Different areas of the world often have different climates and weather trends, which means the people who live in those locations often have different needs in terms of coverage in the event of a natural disaster. For those looking to insure a Calgary home, it's important to know what sort of coverage options are available to you.
Calgary Flood Insurance
Many homeowners that have house insurance are going to be shocked when they hear that their coverage does not include floods. Here is Calagry, in Alberta and in the rest of Canada there is no insurance company that provides coverage for flooding for residential properties.
Businesses and vehicles can get this type of coverage, however, which will be welcome news for many. A lot of cars and trucks were destroyed as flood waters poured into them and many had to be deserted since they could not travel through the high water levels found on the streets.
There was a time years ago when flood insurance could be purchased in Alberta. The problem was that only homeowners that were close to a flood plain would purchase it making this type of insurance unaffordable since so few were buying it.
The only type of water damage that can be claimed by a homeowner is damage that has been caused by the escape or the backing up of water from a septic tank, sump pump, storm drain or a sewer. This type of coverage is only available as an extension from most companies.
Businesses, however, are offered flood insurance on their policies from most companies without an additional charge. Usually the deductible is higher for a flood claim than other claims but in a situation like we've seen today, the deductible won't seem like much to any businesses in Calgary that have received extensive damage from the flooding.
Flood damage for vehicles is available as an option for automobile insurance. You'll have to look through your policy if your car has been damaged to find out if you have purchased this type of coverage for your vehicle.
Calgary Insurance for Hail Damage
If you have a home that was recently damaged by hail, you'll need to check your insurance policy to make sure that you are covered. Here in Canada, most of the insurance providers offer wind and hail damage and some automatically include this damage in all of their policies.
To find out whether you are covered or not, look at your policy exclusions. If you don't see wind or hail mentioned in the list, you're insured. If you have an insurance policy that names perils, check to make sure that wind and hail are on the list.
Most policies also provide conditions in the coverage. For example, if your roof or siding was close to reaching its life expectancy before the damage occurred, you might not receive the full replacement cost. As well, depreciation may be applied for wear and tear. If your siding was already well-worn, for example, it's assumed that it would naturally be more susceptible to damage.

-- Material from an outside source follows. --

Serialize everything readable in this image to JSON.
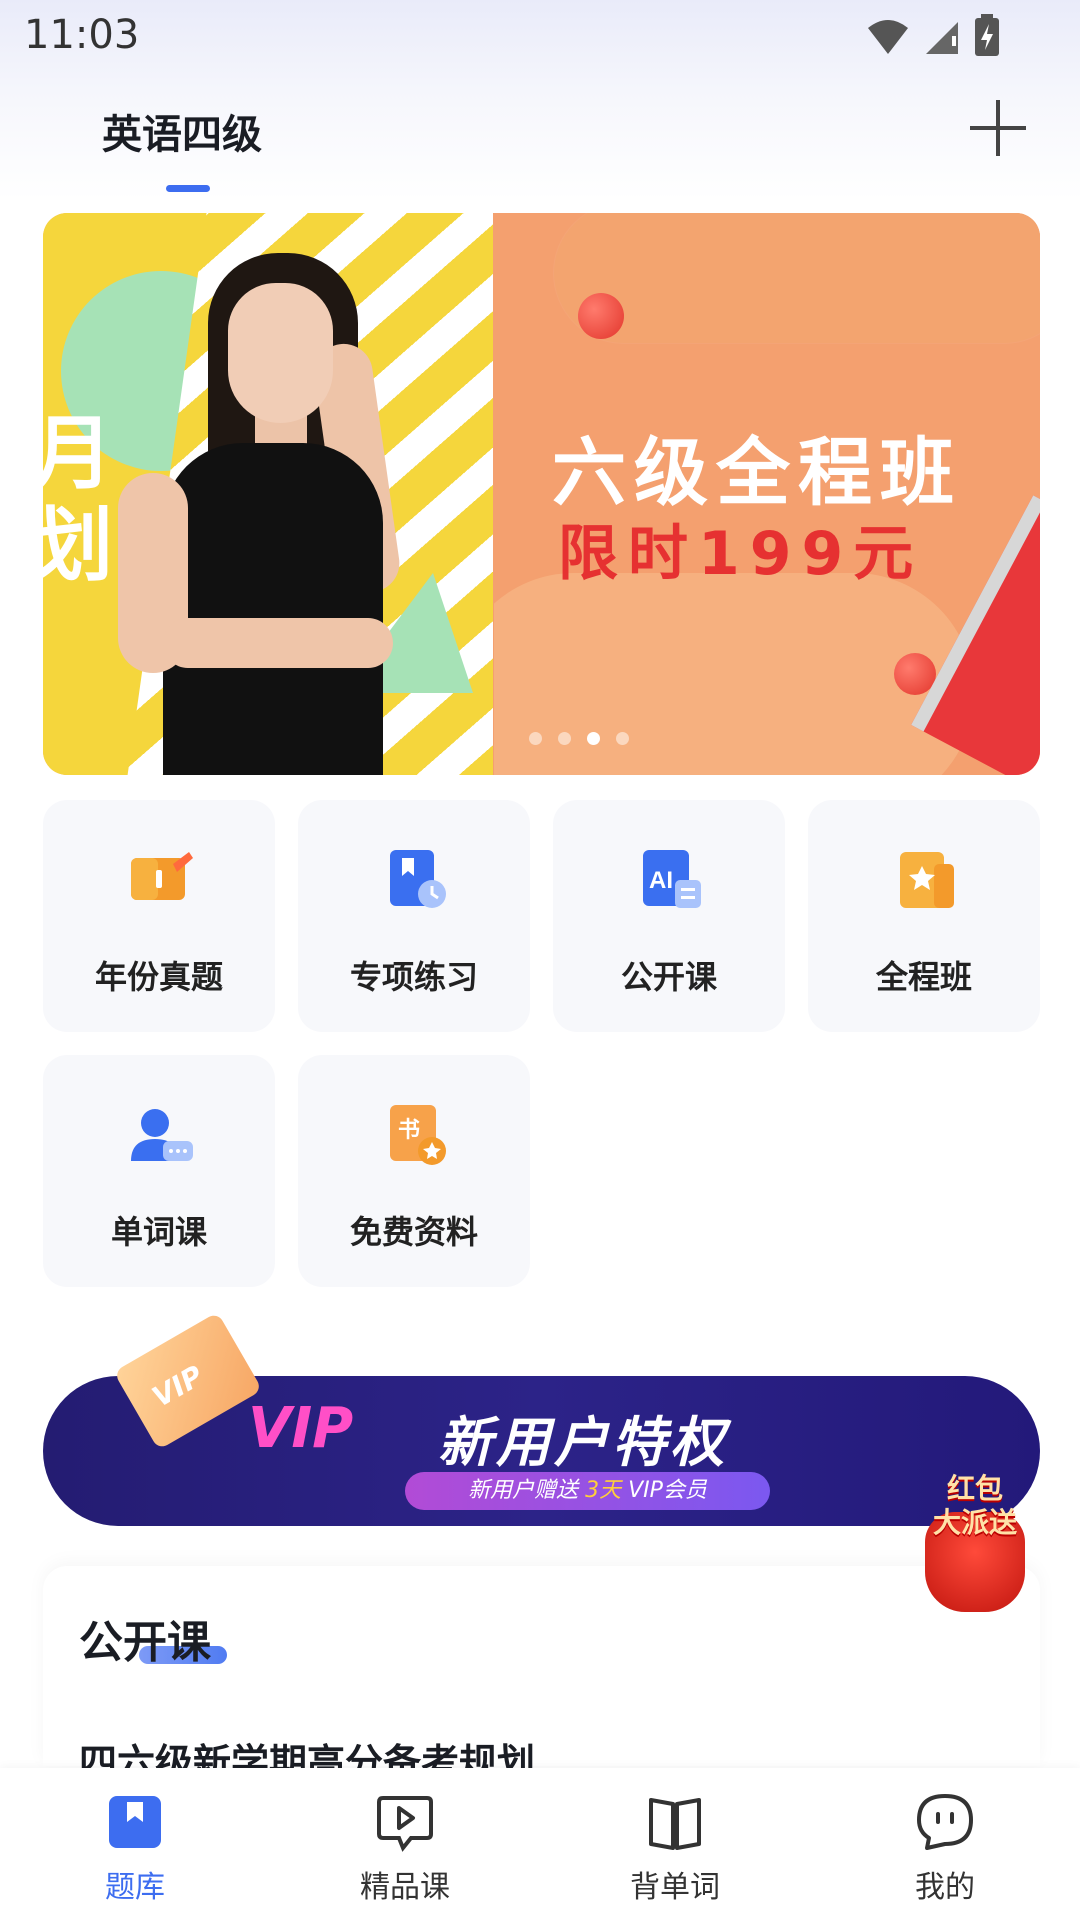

In most cases, manufactured and mobile homes aren't covered for hail damage. If you aren't sure whether you are protected or not, it's always best to call up your insurance provider for verification. Sometimes it can be extremely difficult to understand the wording in your home insurance policy.
If you find out that you are covered, your insurance company will walk you step-by-step through the claim process. If your home is currently up for sale or you are closing on a home that may have been storm damaged, it's important to get a hold of your lawyer and real estate agent right away. It's also necessary to get the claim started immediately so that the information can be passed on to the new homeowner through his lawyer or real estate agent.
Everything needs to be properly documented since all claims stay with the home. Even when home ownership changes, the repairs will still be completed and the claim will be honoured. When the claim credit comes through, you may want to consider upgrading your vinyl siding to hardie board. This type of board is naturally resistant to storm damages, insects, corrosive salt, fire, mold and rot and comes with a 50-year warranty.